"I wasn't sure I was right," Bercow said. "I decided to go away and reflect, talk to gay people, church leaders and parents to gain their impressions. ... I came to the conclusion that there was no reason for statutory discrimination and told the Commons I had changed my mind. I then started to reflect deeply on other issues."
As a result, Bercow's Eurosceptic views began to similarly shift.
"The decisive phase came during the horrendous 2001 election," Bercow told the Independent. "I repeated the standard tunes, convinced that an aggressively Eurosceptic stance would win votes. I was completely wrong. The Conservatives must realize that being skeptical is different from being phobic in what is an interdependent world."
Bercow eschews traditional Speaker attire
Bercow has often sidestepped convention, his speech to the House of Commons on Monday being a prime example. But perhaps the harshest criticism of Bercow has centered on his choice of attire.
When he was elected speaker in 2009, Bercow drew criticism for his refusal to wear the traditional attire — silk stockings, buckle shoes and a wig. Instead, Bercow wore a standard suit under a plain black robe, a look he still prefers today. According to the Telegraph, Bercow said the outfit wasn't his style, to which the paper harshly responded:
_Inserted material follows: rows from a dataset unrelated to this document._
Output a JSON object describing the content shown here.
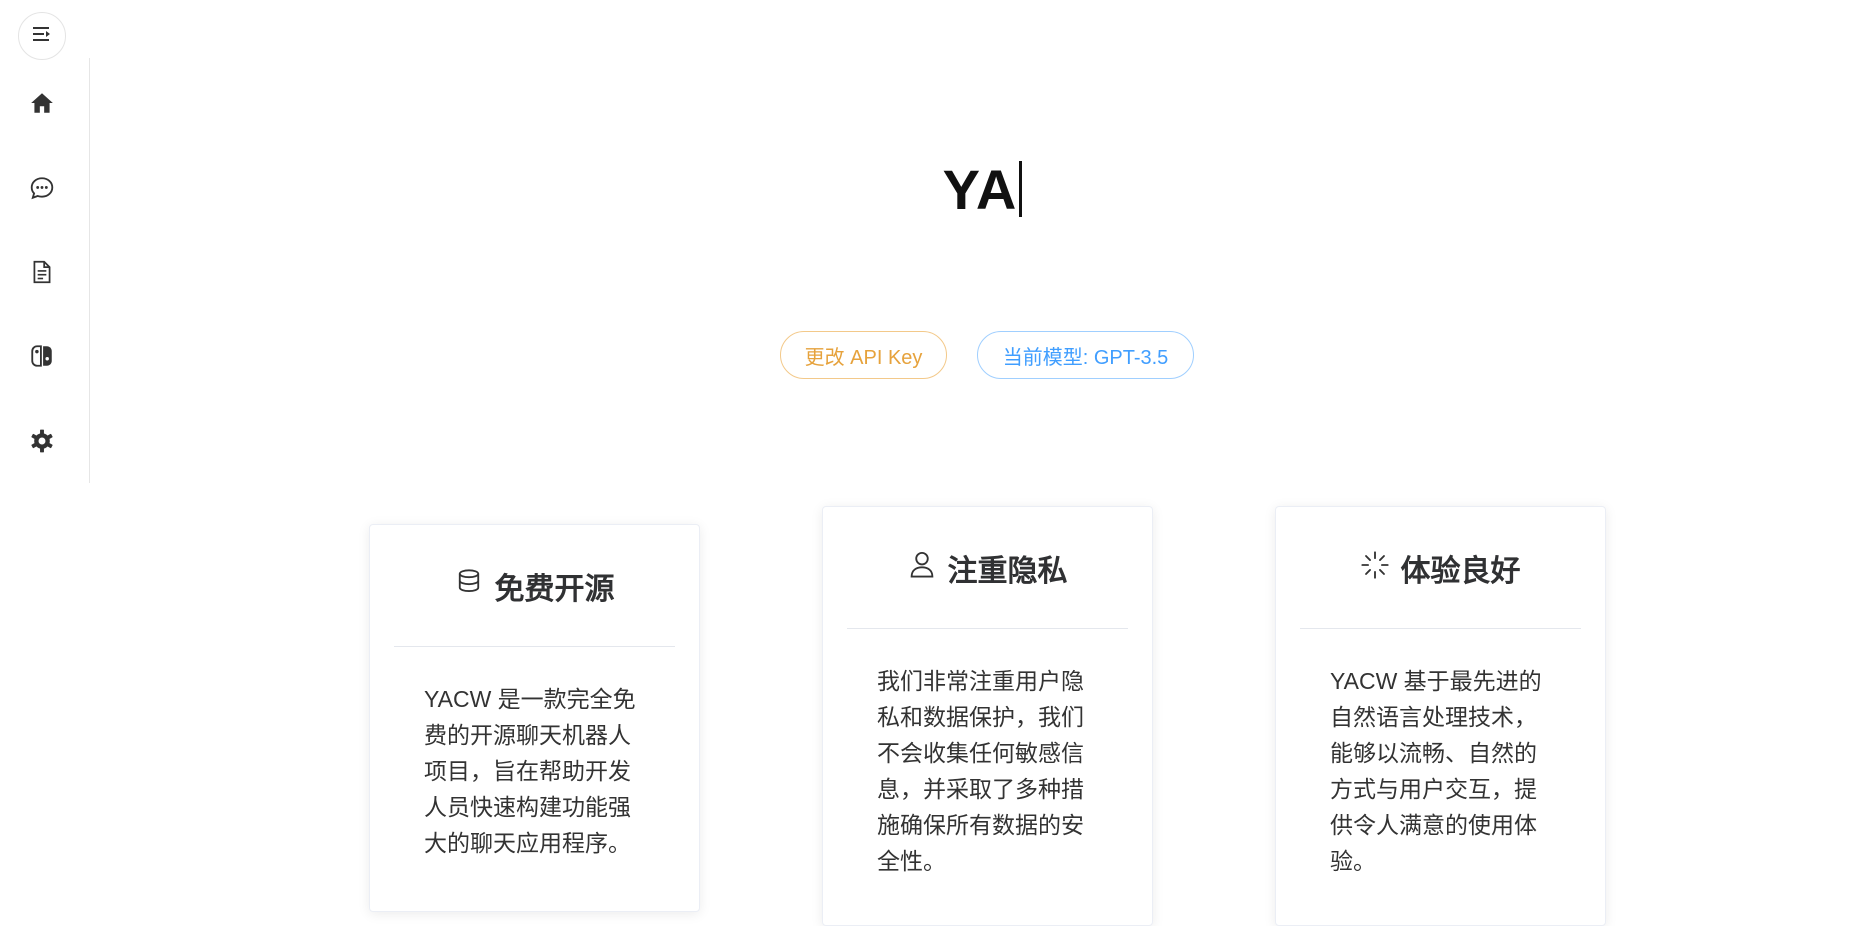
{
  "sidebar": {
    "toggle_icon": "menu-collapse-icon",
    "items": [
      {
        "icon": "home-icon",
        "name": "home"
      },
      {
        "icon": "chat-bubble-icon",
        "name": "chat"
      },
      {
        "icon": "document-icon",
        "name": "docs"
      },
      {
        "icon": "game-controller-icon",
        "name": "game"
      },
      {
        "icon": "gear-icon",
        "name": "settings"
      }
    ]
  },
  "hero": {
    "title": "YA"
  },
  "actions": {
    "api_key_label": "更改 API Key",
    "model_label": "当前模型: GPT-3.5"
  },
  "cards": [
    {
      "icon": "database-icon",
      "title": "免费开源",
      "text": "YACW 是一款完全免费的开源聊天机器人项目，旨在帮助开发人员快速构建功能强大的聊天应用程序。"
    },
    {
      "icon": "user-icon",
      "title": "注重隐私",
      "text": "我们非常注重用户隐私和数据保护，我们不会收集任何敏感信息，并采取了多种措施确保所有数据的安全性。"
    },
    {
      "icon": "loading-spinner-icon",
      "title": "体验良好",
      "text": "YACW 基于最先进的自然语言处理技术，能够以流畅、自然的方式与用户交互，提供令人满意的使用体验。"
    }
  ],
  "colors": {
    "warning": "#e6a23c",
    "primary": "#409eff",
    "text": "#303133"
  }
}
Formal clothing is a universal human tendency. Any civilization worth its name gives ancient dress to authorities and sacred figures. ... With all old things that command respect, only a fool tears them apart for the sake of a fad, especially a political one. The history around us is not a rubbish heap but an inheritance.
Bercow is a tennis buff
According to the BBC, Bercow has such a passion for tennis that in 2014, he released a book titled Tennis Maestros: The Twenty Greatest Male Tennis Players of All Time.
The BBC also notes that Bercow was quite the player himself as a child — even becoming a Middlesex under-12s champion — but later developed bronchial asthma and has only played casually since.
After joining the House of Commons, Bercow became a member of the Commons tennis team and formed a partnership with future Prime Minister David Cameron, according to the BBC.
His wife, Sally Bercow, is extremely outspoken
Like her husband, Sally Bercow is a "former right-winger who moved to the Labour Party." In 2009, the same year her husband became speaker, Sally Bercow ran unsuccessfully for Westminster Council. In 2011, Sally Bercow appeared on Celebrity Big Brother, where she was the first contestant to be voted off.
That same year, Sally Bercow graced the pages of the London Evening Standard wearing only a bedsheet. She told the Standard her husband's status as speaker was an "aphrodisiac."
Sally Bercow is also fiercely outspoken, a characteristic that's landed her — and her husband — in hot water on occasion. In 2009, Sally Bercow criticized then-Tory leader David Cameron, calling him a "merchant of spin," putting pressure on her husband to reinforce his responsibility to remain apolitical as speaker.
In 2013, Bercow found herself sued for libel by Lord McAlpine — who was wrongly accused of sex abuse by an unfounded news report — after she tweeted "Why is Lord McAlpine trending? *Innocent face*" which the courts ruled as "highly defamatory," according to the Guardian. She later settled the suit and agreed to pay damages. Sally Bercow's Twitter account now only features one tweet: